EC said, “The future of my series depended on my readers and me.  It had nothing to do with what was hot, who wanted to contract books with elderly protagonists, or the rapidly changing editors at my publisher.  And that knowledge was empowering.”
Being flexible as a writer is a smart thing since the next best thing might be right around the corner and useful. However, staying true to your writing style and voice is important, even when you're writing a trendy plot  

This is my favorite line from E.C.'s article. “This is one reason why I feel strongly that this is the best time in history to be a writer.”
And that folks is why I’m hopeful as a writer. It is a great time in history to be a writer with all the different ways to get your writing out there.

Other links about writing trends:
Freelance Writing Trends in 2014: Looking to the future.
5 Industry Trends Requiring Every Writer’s Attention (from March 2013)

Is your kitchen outdated?
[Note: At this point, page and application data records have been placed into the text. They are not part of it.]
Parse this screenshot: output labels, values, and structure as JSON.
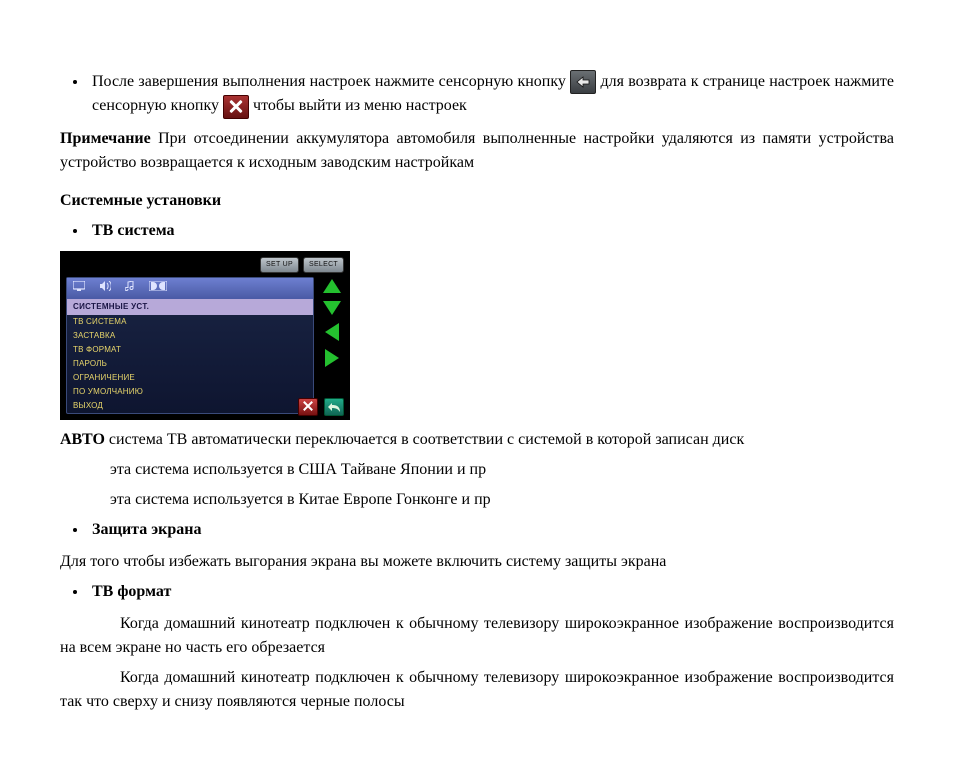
{
  "bullet1": {
    "part1": "После завершения выполнения настроек нажмите сенсорную кнопку ",
    "part2": " для возврата к странице настроек ",
    "part3": " нажмите сенсорную кнопку ",
    "part4": " чтобы выйти из меню настроек"
  },
  "note": {
    "label": "Примечание",
    "text": "  При отсоединении аккумулятора автомобиля выполненные настройки удаляются из памяти устройства  устройство возвращается к исходным заводским настройкам"
  },
  "heading_system": "Системные установки",
  "bullet_tv": "ТВ система",
  "device": {
    "btn_setup": "SET UP",
    "btn_select": "SELECT",
    "title": "СИСТЕМНЫЕ УСТ.",
    "items": [
      "ТВ СИСТЕМА",
      "ЗАСТАВКА",
      "ТВ ФОРМАТ",
      "ПАРОЛЬ",
      "ОГРАНИЧЕНИЕ",
      "ПО УМОЛЧАНИЮ",
      "ВЫХОД"
    ]
  },
  "auto": {
    "label": "АВТО",
    "text": "  система ТВ автоматически переключается в соответствии с системой  в которой записан диск"
  },
  "line_ntsc": "эта система используется в США  Тайване  Японии и пр",
  "line_pal": "эта система используется в Китае  Европе  Гонконге и пр",
  "bullet_screen": "Защита экрана",
  "screen_text": "Для того чтобы избежать  выгорания экрана    вы можете включить систему защиты экрана",
  "bullet_tvformat": "ТВ формат",
  "tvf1": "Когда домашний кинотеатр подключен к обычному телевизору  широкоэкранное изображение воспроизводится на всем экране  но часть его обрезается",
  "tvf2": "Когда домашний кинотеатр подключен к обычному телевизору  широкоэкранное изображение воспроизводится так  что сверху и снизу появляются черные полосы"
}
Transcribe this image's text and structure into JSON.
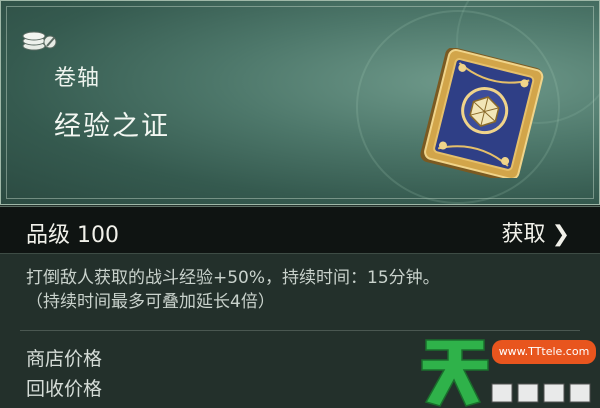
{
  "item": {
    "category": "卷轴",
    "name": "经验之证",
    "type_icon": "coin-stack-icon",
    "art_icon": "ornate-card-icon"
  },
  "grade": {
    "label": "品级 100",
    "obtain_label": "获取",
    "obtain_icon": "chevron-right-icon"
  },
  "description": {
    "line1": "打倒敌人获取的战斗经验+50%，持续时间：15分钟。",
    "line2": "（持续时间最多可叠加延长4倍）"
  },
  "prices": {
    "shop_label": "商店价格",
    "recycle_label": "回收价格"
  },
  "watermark": {
    "url": "www.TTtele.com"
  },
  "colors": {
    "header_teal": "#4d776a",
    "grade_bar": "#0f1412",
    "watermark_green": "#2fb24a",
    "watermark_orange": "#e8551e"
  }
}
J (Mine is) Is your hair styling? (Mine is) Do you think self publishing is just getting started or is there something new on the horizon? (Both) Did you miss that I didn't talk about life with Millie? (Not me. I'm trying to forget her. Not really.)

Source: The new Kitchen Top Trends by http://www.apartmenttherapy.com

Monday, October 06, 2014

What a day!

Have you ever had one of those days where your puppy is done/finished (rake paws together) with pottying outside because there’s too many different kinds of weather, and she hates it, not to mention the distracting noises, but is also done going on papers inside because it’s all or nothing for her, and now she’s chosen to hold it in until she pukes? And she does. Or a day where you sit at your desk for three hours, writing a report that helps fund your position (pretty darn important), waiting for a return call and an email reply, but your bladder grows--heavy (yes I drank two cups of coffee) and then you finally amble down the hallway (because running is not allowed in a school hallway) for a five minute bathroom break, JUST to see when you return that you have the email answer and a voice message waiting for you? Or how about a day, where you finally get an electrician to come check out a room of outlets that won’t work (because your handyman couldn’t find the problem even though he really really tried) and you have a new washer on its way and—it needs to be plugged in to work, but you find out all outlets are now magically working? Then the electrician says after you’ve waited weeks and weeks for him to get to you, “I can’t fix what isn’t broken.”
Then they (crew) try stressing out the plugs in the room and adjoining rooms (because my face is stressed and I’m not letting them leave) only to find out the problem is one single outlet in the kitchen on the same circuit (don’t ask me why because I don’t know) and when the electrician pulls out the old outlet to change it, you are told that it’s blackened and melted because it burned and was a fire hazard. No duh.
To finish off the day, you go to your new hairstylist, because your old one has left you, and it’s just not the same experience.

Have you ever had a day like that?

Then you find a message Saturday morning on your cell phone from your handyman, that after he measured for supplies to fix the rotting fascia boards on Friday morning and went to work on a garage door spring, elsewhere—to adjust it, the spring blew up  nearly killing him and mangled his hand.

The hand that fixes.

This was my day Friday.
Then I learned about my sister’s day. She came back from vacation at the lake to find that lightning had struck an electric pole outside her house, throwing parts of the pole down to the road in front of her house and frying nearly all her wiring and nearly all appliances and electronics. She’s grateful her pets were not killed or hurt.
This life tries our sanity and our faith (sometimes) with extreme measures.

Thanks for reading my run on sentences.